Work request
Report every line from the material that contains the word "meta".

Data for processing
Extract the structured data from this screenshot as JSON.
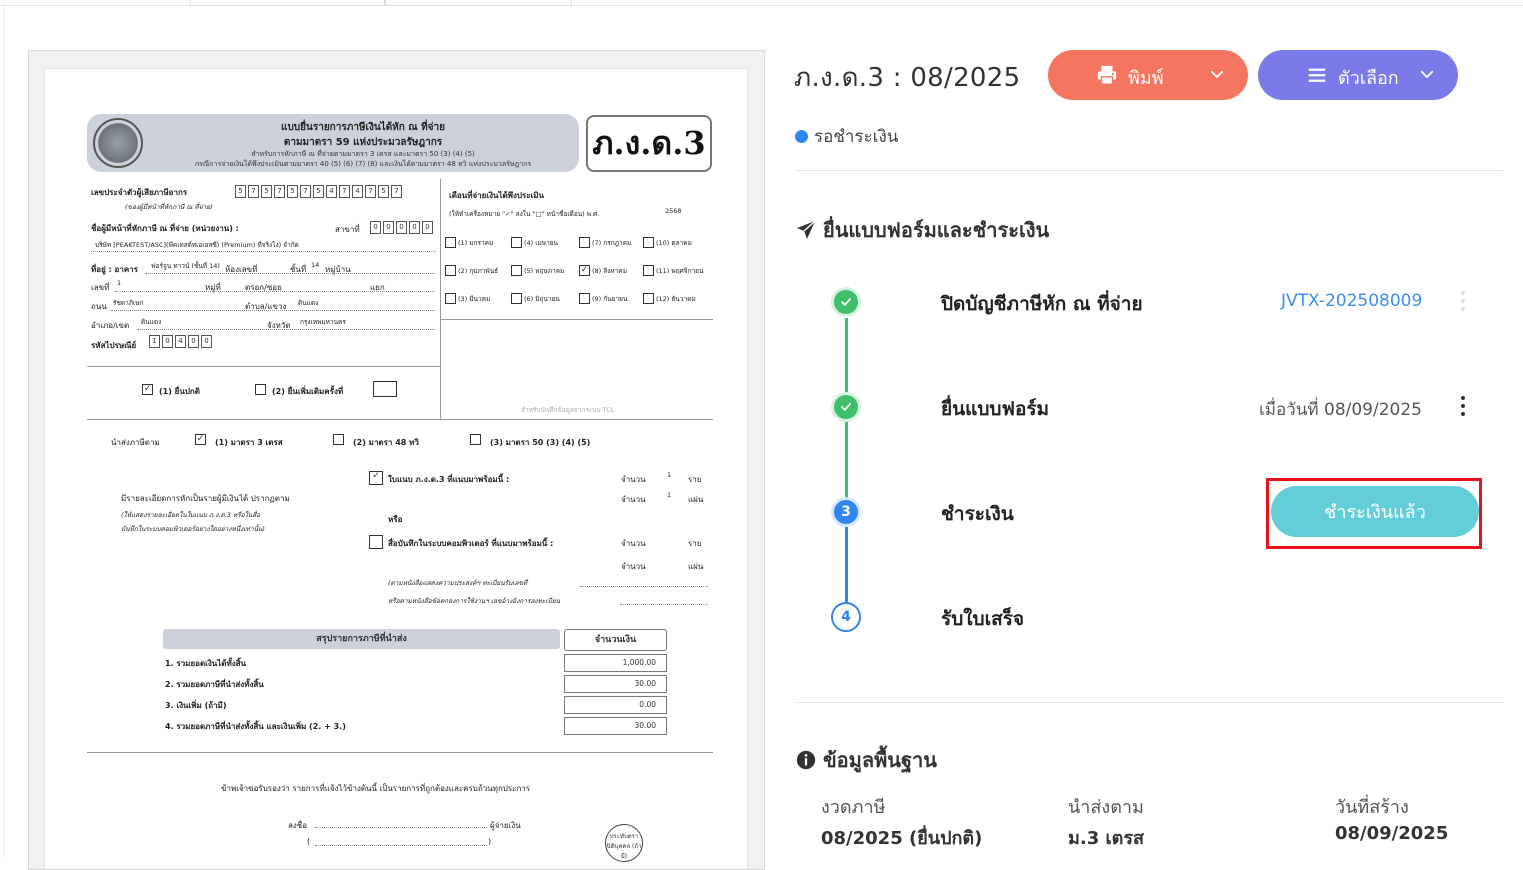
{
  "header": {
    "title": "ภ.ง.ด.3 : 08/2025",
    "print_label": "พิมพ์",
    "options_label": "ตัวเลือก",
    "status": "รอชำระเงิน",
    "colors": {
      "print": "#f4765e",
      "options": "#7a7ae8",
      "status_dot": "#2f86f0"
    }
  },
  "submission": {
    "title": "ยื่นแบบฟอร์มและชำระเงิน",
    "steps": [
      {
        "label": "ปิดบัญชีภาษีหัก ณ ที่จ่าย",
        "meta": "JVTX-202508009",
        "state": "done",
        "number": ""
      },
      {
        "label": "ยื่นแบบฟอร์ม",
        "meta": "เมื่อวันที่ 08/09/2025",
        "state": "done",
        "number": ""
      },
      {
        "label": "ชำระเงิน",
        "meta": "",
        "state": "active",
        "number": "3"
      },
      {
        "label": "รับใบเสร็จ",
        "meta": "",
        "state": "todo",
        "number": "4"
      }
    ],
    "paid_button": "ชำระเงินแล้ว"
  },
  "basic_info": {
    "title": "ข้อมูลพื้นฐาน",
    "fields": [
      {
        "label": "งวดภาษี",
        "value": "08/2025 (ยื่นปกติ)"
      },
      {
        "label": "นำส่งตาม",
        "value": "ม.3 เตรส"
      },
      {
        "label": "วันที่สร้าง",
        "value": "08/09/2025"
      }
    ]
  },
  "document": {
    "form_code": "ภ.ง.ด.3",
    "head_line1": "แบบยื่นรายการภาษีเงินได้หัก ณ ที่จ่าย",
    "head_line2": "ตามมาตรา 59 แห่งประมวลรัษฎากร",
    "head_line3": "สำหรับการหักภาษี ณ ที่จ่ายตามมาตรา 3 เตรส และมาตรา 50 (3) (4) (5)",
    "head_line4": "กรณีการจ่ายเงินได้พึงประเมินตามมาตรา 40 (5) (6) (7) (8) และเงินได้ตามมาตรา 48 ทวิ แห่งประมวลรัษฎากร",
    "tax_id_label": "เลขประจำตัวผู้เสียภาษีอากร",
    "tax_id_note": "(ของผู้มีหน้าที่หักภาษี ณ ที่จ่าย)",
    "tax_id_digits": [
      "5",
      "7",
      "5",
      "7",
      "5",
      "7",
      "5",
      "4",
      "7",
      "4",
      "7",
      "5",
      "7"
    ],
    "payer_label": "ชื่อผู้มีหน้าที่หักภาษี ณ ที่จ่าย (หน่วยงาน) :",
    "branch_label": "สาขาที่",
    "branch_digits": [
      "0",
      "0",
      "0",
      "0",
      "0"
    ],
    "payer_name": "บริษัท [PEAKTEST/ASC](พีคเทสต์ทเอเอสซี) (Premium) ที่จริงไง) จำกัด",
    "address_label": "ที่อยู่ : อาคาร",
    "building": "ฟอร์จูน ทาวน์ (ชั้นที่ 14)",
    "room_label": "ห้องเลขที่",
    "floor_label": "ชั้นที่",
    "floor": "14",
    "village_label": "หมู่บ้าน",
    "no_label": "เลขที่",
    "no_value": "1",
    "moo_label": "หมู่ที่",
    "soi_label": "ตรอก/ซอย",
    "yaek_label": "แยก",
    "road_label": "ถนน",
    "road": "รัชดาภิเษก",
    "subdistrict_label": "ตำบล/แขวง",
    "subdistrict": "ดินแดง",
    "district_label": "อำเภอ/เขต",
    "district": "ดินแดง",
    "province_label": "จังหวัด",
    "province": "กรุงเทพมหานคร",
    "zip_label": "รหัสไปรษณีย์",
    "zip_digits": [
      "1",
      "0",
      "4",
      "0",
      "0"
    ],
    "month_title": "เดือนที่จ่ายเงินได้พึงประเมิน",
    "month_hint": "(ให้ทำเครื่องหมาย \"✓\" ลงใน \"□\" หน้าชื่อเดือน) พ.ศ.",
    "year": "2568",
    "months": [
      "(1) มกราคม",
      "(4) เมษายน",
      "(7) กรกฎาคม",
      "(10) ตุลาคม",
      "(2) กุมภาพันธ์",
      "(5) พฤษภาคม",
      "(8) สิงหาคม",
      "(11) พฤศจิกายน",
      "(3) มีนาคม",
      "(6) มิถุนายน",
      "(9) กันยายน",
      "(12) ธันวาคม"
    ],
    "filing_normal": "(1) ยื่นปกติ",
    "filing_extra": "(2) ยื่นเพิ่มเติมครั้งที่",
    "official_note": "สำหรับบันทึกข้อมูลจากระบบ TCL",
    "remit_label": "นำส่งภาษีตาม",
    "remit_options": [
      "(1) มาตรา 3 เตรส",
      "(2) มาตรา 48 ทวิ",
      "(3) มาตรา 50 (3) (4) (5)"
    ],
    "detail_text1": "มีรายละเอียดการหักเป็นรายผู้มีเงินได้ ปรากฏตาม",
    "detail_text2": "(ให้แสดงรายละเอียดในใบแนบ ภ.ง.ด.3 หรือในสื่อ",
    "detail_text3": "บันทึกในระบบคอมพิวเตอร์อย่างใดอย่างหนึ่งเท่านั้น)",
    "attach_label": "ใบแนบ ภ.ง.ด.3 ที่แนบมาพร้อมนี้ :",
    "or_label": "หรือ",
    "media_label": "สื่อบันทึกในระบบคอมพิวเตอร์ ที่แนบมาพร้อมนี้ :",
    "count_label": "จำนวน",
    "unit_person": "ราย",
    "unit_sheet": "แผ่น",
    "attach_persons": "1",
    "attach_sheets": "1",
    "media_note1": "(ตามหนังสือแสดงความประสงค์ฯ ทะเบียนรับเลขที่",
    "media_note2": "หรือตามหนังสือข้อตกลงการใช้งานฯ เลขอ้างอิงการลงทะเบียน",
    "summary_title": "สรุปรายการภาษีที่นำส่ง",
    "amount_title": "จำนวนเงิน",
    "summary_rows": [
      {
        "label": "1. รวมยอดเงินได้ทั้งสิ้น",
        "amount": "1,000.00"
      },
      {
        "label": "2. รวมยอดภาษีที่นำส่งทั้งสิ้น",
        "amount": "30.00"
      },
      {
        "label": "3. เงินเพิ่ม (ถ้ามี)",
        "amount": "0.00"
      },
      {
        "label": "4. รวมยอดภาษีที่นำส่งทั้งสิ้น และเงินเพิ่ม (2. + 3.)",
        "amount": "30.00"
      }
    ],
    "certify": "ข้าพเจ้าขอรับรองว่า รายการที่แจ้งไว้ข้างต้นนี้ เป็นรายการที่ถูกต้องและครบถ้วนทุกประการ",
    "sign_label": "ลงชื่อ",
    "payer_role": "ผู้จ่ายเงิน",
    "stamp_text": "ประทับตรานิติบุคคล (ถ้ามี)"
  }
}
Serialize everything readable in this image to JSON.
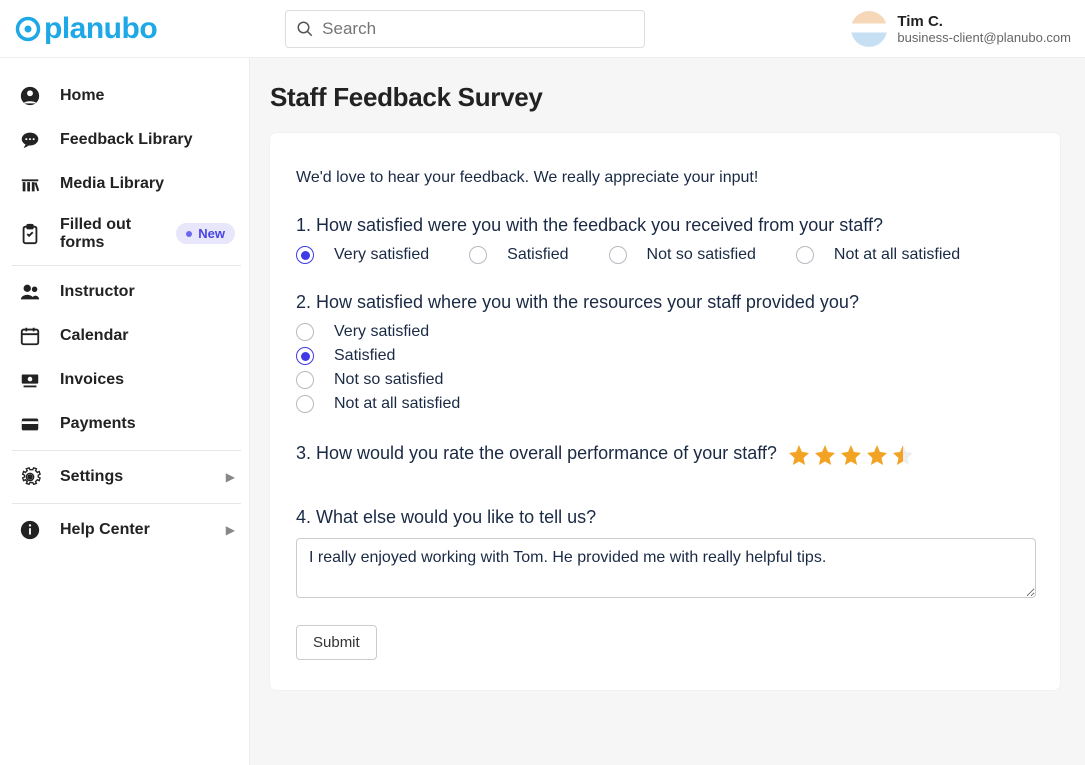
{
  "brand": "planubo",
  "search": {
    "placeholder": "Search"
  },
  "user": {
    "name": "Tim C.",
    "email": "business-client@planubo.com"
  },
  "sidebar": {
    "items": [
      {
        "label": "Home"
      },
      {
        "label": "Feedback Library"
      },
      {
        "label": "Media Library"
      },
      {
        "label": "Filled out forms",
        "badge": "New"
      },
      {
        "label": "Instructor"
      },
      {
        "label": "Calendar"
      },
      {
        "label": "Invoices"
      },
      {
        "label": "Payments"
      },
      {
        "label": "Settings"
      },
      {
        "label": "Help Center"
      }
    ]
  },
  "page": {
    "title": "Staff Feedback Survey",
    "intro": "We'd love to hear your feedback. We really appreciate your input!",
    "q1": {
      "text": "1. How satisfied were you with the feedback you received from your staff?",
      "options": [
        "Very satisfied",
        "Satisfied",
        "Not so satisfied",
        "Not at all satisfied"
      ],
      "selected": 0
    },
    "q2": {
      "text": "2. How satisfied where you with the resources your staff provided you?",
      "options": [
        "Very satisfied",
        "Satisfied",
        "Not so satisfied",
        "Not at all satisfied"
      ],
      "selected": 1
    },
    "q3": {
      "text": "3. How would you rate the overall performance of your staff?",
      "rating": 4.5,
      "max": 5
    },
    "q4": {
      "text": "4. What else would you like to tell us?",
      "value": "I really enjoyed working with Tom. He provided me with really helpful tips."
    },
    "submit_label": "Submit"
  },
  "colors": {
    "accent": "#3f3be6",
    "brand": "#1ea8e6",
    "star": "#f2a324"
  }
}
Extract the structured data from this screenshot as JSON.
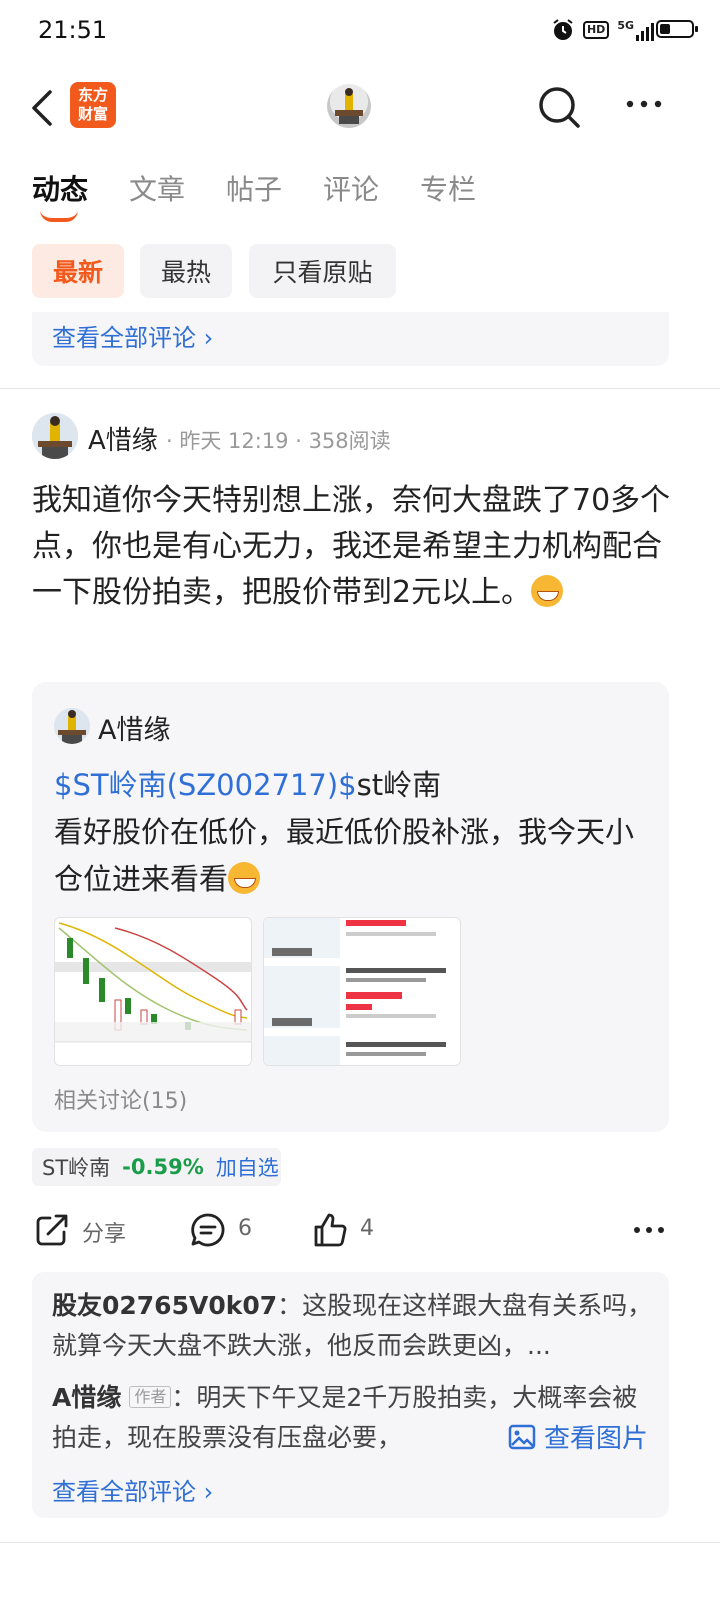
{
  "status_bar": {
    "time": "21:51",
    "hd_label": "HD",
    "network_label": "5G"
  },
  "header": {
    "logo_line1": "东方",
    "logo_line2": "财富",
    "brand_color": "#f25a1d"
  },
  "tabs": [
    {
      "label": "动态",
      "active": true
    },
    {
      "label": "文章",
      "active": false
    },
    {
      "label": "帖子",
      "active": false
    },
    {
      "label": "评论",
      "active": false
    },
    {
      "label": "专栏",
      "active": false
    }
  ],
  "filters": [
    {
      "label": "最新",
      "active": true
    },
    {
      "label": "最热",
      "active": false
    },
    {
      "label": "只看原贴",
      "active": false
    }
  ],
  "prev_post": {
    "view_all_comments": "查看全部评论 ›"
  },
  "post": {
    "user": "A惜缘",
    "meta": "· 昨天 12:19 · 358阅读",
    "text": "我知道你今天特别想上涨，奈何大盘跌了70多个点，你也是有心无力，我还是希望主力机构配合一下股份拍卖，把股价带到2元以上。",
    "emoji_icon": "grin-emoji",
    "quote": {
      "user": "A惜缘",
      "stock_link": "$ST岭南(SZ002717)$",
      "text_after_link": "st岭南",
      "text_body": "看好股价在低价，最近低价股补涨，我今天小仓位进来看看",
      "related": "相关讨论(15)"
    },
    "stock_tag": {
      "name": "ST岭南",
      "change": "-0.59%",
      "add": "加自选"
    },
    "actions": {
      "share": "分享",
      "comments": "6",
      "likes": "4"
    },
    "comments": [
      {
        "name": "股友02765V0k07",
        "text": "：这股现在这样跟大盘有关系吗，就算今天大盘不跌大涨，他反而会跌更凶，..."
      },
      {
        "name": "A惜缘",
        "badge": "作者",
        "text": "：明天下午又是2千万股拍卖，大概率会被拍走，现在股票没有压盘必要，"
      }
    ],
    "view_image": "查看图片",
    "view_all_comments": "查看全部评论 ›"
  }
}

Your solution
        "meta": "JVTX-202508009",
        "meta": "เมื่อวันที่ 08/09/2025",
        "meta": "",
        "meta": "",
    "meta": "· 昨天 12:19 · 358阅读",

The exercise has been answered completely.